"""

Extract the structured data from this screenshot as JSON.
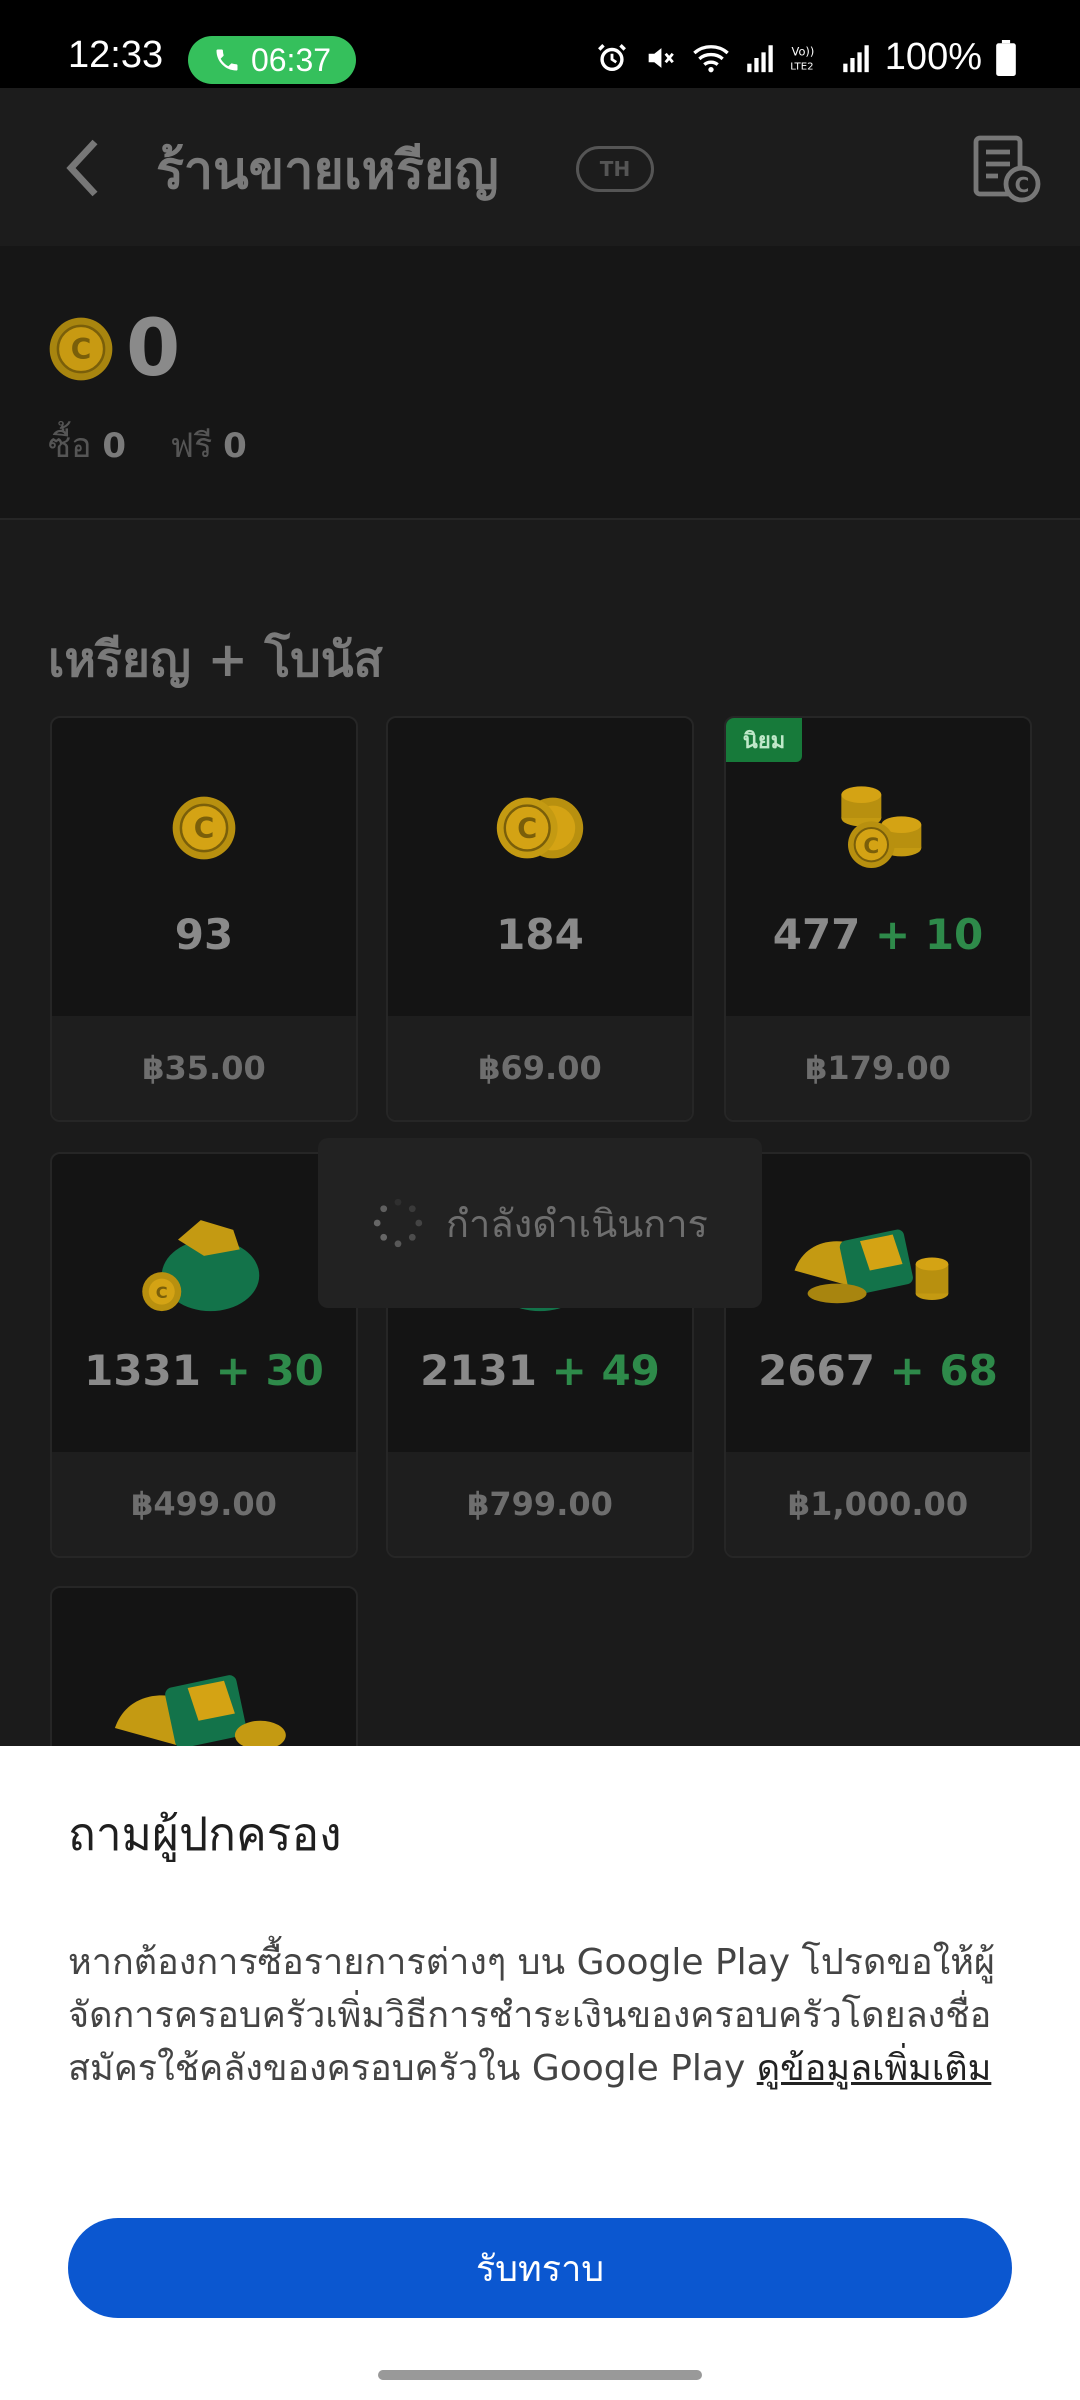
{
  "status_bar": {
    "time": "12:33",
    "call_timer": "06:37",
    "battery": "100%",
    "icons": [
      "alarm-icon",
      "mute-icon",
      "wifi-icon",
      "signal-icon",
      "volte-icon",
      "signal-icon-2",
      "battery-icon"
    ]
  },
  "header": {
    "title": "ร้านขายเหรียญ",
    "region": "TH",
    "back_icon": "arrow-left-icon",
    "history_icon": "coin-history-icon"
  },
  "balance": {
    "total": "0",
    "purchased_label": "ซื้อ",
    "purchased_value": "0",
    "free_label": "ฟรี",
    "free_value": "0"
  },
  "section": {
    "title": "เหรียญ + โบนัส"
  },
  "products": [
    {
      "amount": "93",
      "bonus": "",
      "price": "฿35.00"
    },
    {
      "amount": "184",
      "bonus": "",
      "price": "฿69.00"
    },
    {
      "amount": "477",
      "bonus": "+ 10",
      "price": "฿179.00",
      "badge": "นิยม"
    },
    {
      "amount": "1331",
      "bonus": "+ 30",
      "price": "฿499.00"
    },
    {
      "amount": "2131",
      "bonus": "+ 49",
      "price": "฿799.00"
    },
    {
      "amount": "2667",
      "bonus": "+ 68",
      "price": "฿1,000.00"
    }
  ],
  "loading": {
    "text": "กำลังดำเนินการ"
  },
  "sheet": {
    "title": "ถามผู้ปกครอง",
    "body": "หากต้องการซื้อรายการต่างๆ บน Google Play โปรดขอให้ผู้จัดการครอบครัวเพิ่มวิธีการชำระเงินของครอบครัวโดยลงชื่อสมัครใช้คลังของครอบครัวใน Google Play ",
    "link": "ดูข้อมูลเพิ่มเติม",
    "button": "รับทราบ"
  },
  "colors": {
    "accent_blue": "#0b57d0",
    "bonus_green": "#2e8a4a",
    "coin_gold": "#e0b21a",
    "call_green": "#35c05c"
  }
}
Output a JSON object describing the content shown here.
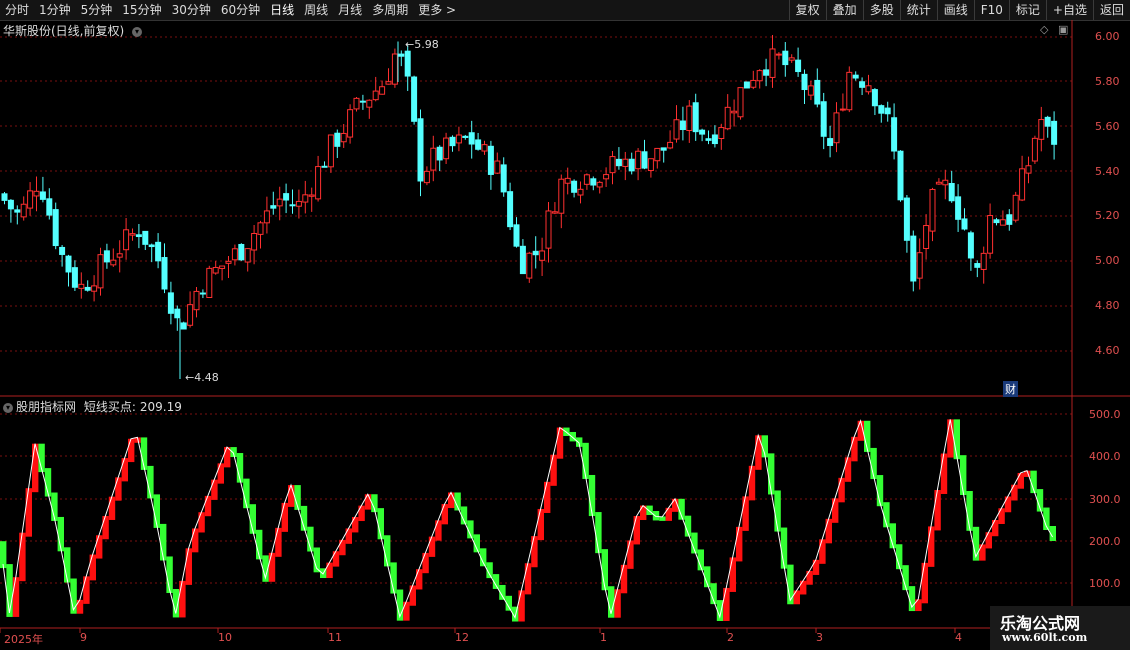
{
  "toolbar": {
    "left": [
      "分时",
      "1分钟",
      "5分钟",
      "15分钟",
      "30分钟",
      "60分钟",
      "日线",
      "周线",
      "月线",
      "多周期",
      "更多 >"
    ],
    "active": "日线",
    "right": [
      "复权",
      "叠加",
      "多股",
      "统计",
      "画线",
      "F10",
      "标记",
      "+自选",
      "返回"
    ]
  },
  "main": {
    "title": "华斯股份(日线,前复权)",
    "high_label": "5.98",
    "low_label": "4.48",
    "cai_badge": "财",
    "y_ticks": [
      "6.00",
      "5.80",
      "5.60",
      "5.40",
      "5.20",
      "5.00",
      "4.80",
      "4.60"
    ]
  },
  "indicator": {
    "title": "股朋指标网",
    "series_label": "短线买点:",
    "value": "209.19",
    "y_ticks": [
      "500.0",
      "400.0",
      "300.0",
      "200.0",
      "100.0"
    ]
  },
  "x_axis": [
    "2025年",
    "9",
    "10",
    "11",
    "12",
    "1",
    "2",
    "3",
    "4"
  ],
  "watermark": {
    "line1": "乐淘公式网",
    "line2": "www.60lt.com"
  },
  "colors": {
    "up": "#ff3030",
    "down": "#54ffff",
    "ind_up": "#ff1010",
    "ind_down": "#33ff33",
    "grid": "#7a1010",
    "border": "#b02020"
  }
}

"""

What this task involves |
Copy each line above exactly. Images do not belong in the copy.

Written answer |
Extract the structured data from this screenshot as JSON.
{
  "status_bar": {
    "time": "12:33",
    "call_timer": "06:37",
    "battery": "100%",
    "icons": [
      "alarm-icon",
      "mute-icon",
      "wifi-icon",
      "signal-icon",
      "volte-icon",
      "signal-icon-2",
      "battery-icon"
    ]
  },
  "header": {
    "title": "ร้านขายเหรียญ",
    "region": "TH",
    "back_icon": "arrow-left-icon",
    "history_icon": "coin-history-icon"
  },
  "balance": {
    "total": "0",
    "purchased_label": "ซื้อ",
    "purchased_value": "0",
    "free_label": "ฟรี",
    "free_value": "0"
  },
  "section": {
    "title": "เหรียญ + โบนัส"
  },
  "products": [
    {
      "amount": "93",
      "bonus": "",
      "price": "฿35.00"
    },
    {
      "amount": "184",
      "bonus": "",
      "price": "฿69.00"
    },
    {
      "amount": "477",
      "bonus": "+ 10",
      "price": "฿179.00",
      "badge": "นิยม"
    },
    {
      "amount": "1331",
      "bonus": "+ 30",
      "price": "฿499.00"
    },
    {
      "amount": "2131",
      "bonus": "+ 49",
      "price": "฿799.00"
    },
    {
      "amount": "2667",
      "bonus": "+ 68",
      "price": "฿1,000.00"
    }
  ],
  "loading": {
    "text": "กำลังดำเนินการ"
  },
  "sheet": {
    "title": "ถามผู้ปกครอง",
    "body": "หากต้องการซื้อรายการต่างๆ บน Google Play โปรดขอให้ผู้จัดการครอบครัวเพิ่มวิธีการชำระเงินของครอบครัวโดยลงชื่อสมัครใช้คลังของครอบครัวใน Google Play ",
    "link": "ดูข้อมูลเพิ่มเติม",
    "button": "รับทราบ"
  },
  "colors": {
    "accent_blue": "#0b57d0",
    "bonus_green": "#2e8a4a",
    "coin_gold": "#e0b21a",
    "call_green": "#35c05c"
  }
}
Output a JSON object describing the content shown here.
{
  "toolbar": {
    "left": [
      "分时",
      "1分钟",
      "5分钟",
      "15分钟",
      "30分钟",
      "60分钟",
      "日线",
      "周线",
      "月线",
      "多周期",
      "更多 >"
    ],
    "active": "日线",
    "right": [
      "复权",
      "叠加",
      "多股",
      "统计",
      "画线",
      "F10",
      "标记",
      "+自选",
      "返回"
    ]
  },
  "main": {
    "title": "华斯股份(日线,前复权)",
    "high_label": "5.98",
    "low_label": "4.48",
    "cai_badge": "财",
    "y_ticks": [
      "6.00",
      "5.80",
      "5.60",
      "5.40",
      "5.20",
      "5.00",
      "4.80",
      "4.60"
    ]
  },
  "indicator": {
    "title": "股朋指标网",
    "series_label": "短线买点:",
    "value": "209.19",
    "y_ticks": [
      "500.0",
      "400.0",
      "300.0",
      "200.0",
      "100.0"
    ]
  },
  "x_axis": [
    "2025年",
    "9",
    "10",
    "11",
    "12",
    "1",
    "2",
    "3",
    "4"
  ],
  "watermark": {
    "line1": "乐淘公式网",
    "line2": "www.60lt.com"
  },
  "colors": {
    "up": "#ff3030",
    "down": "#54ffff",
    "ind_up": "#ff1010",
    "ind_down": "#33ff33",
    "grid": "#7a1010",
    "border": "#b02020"
  }
}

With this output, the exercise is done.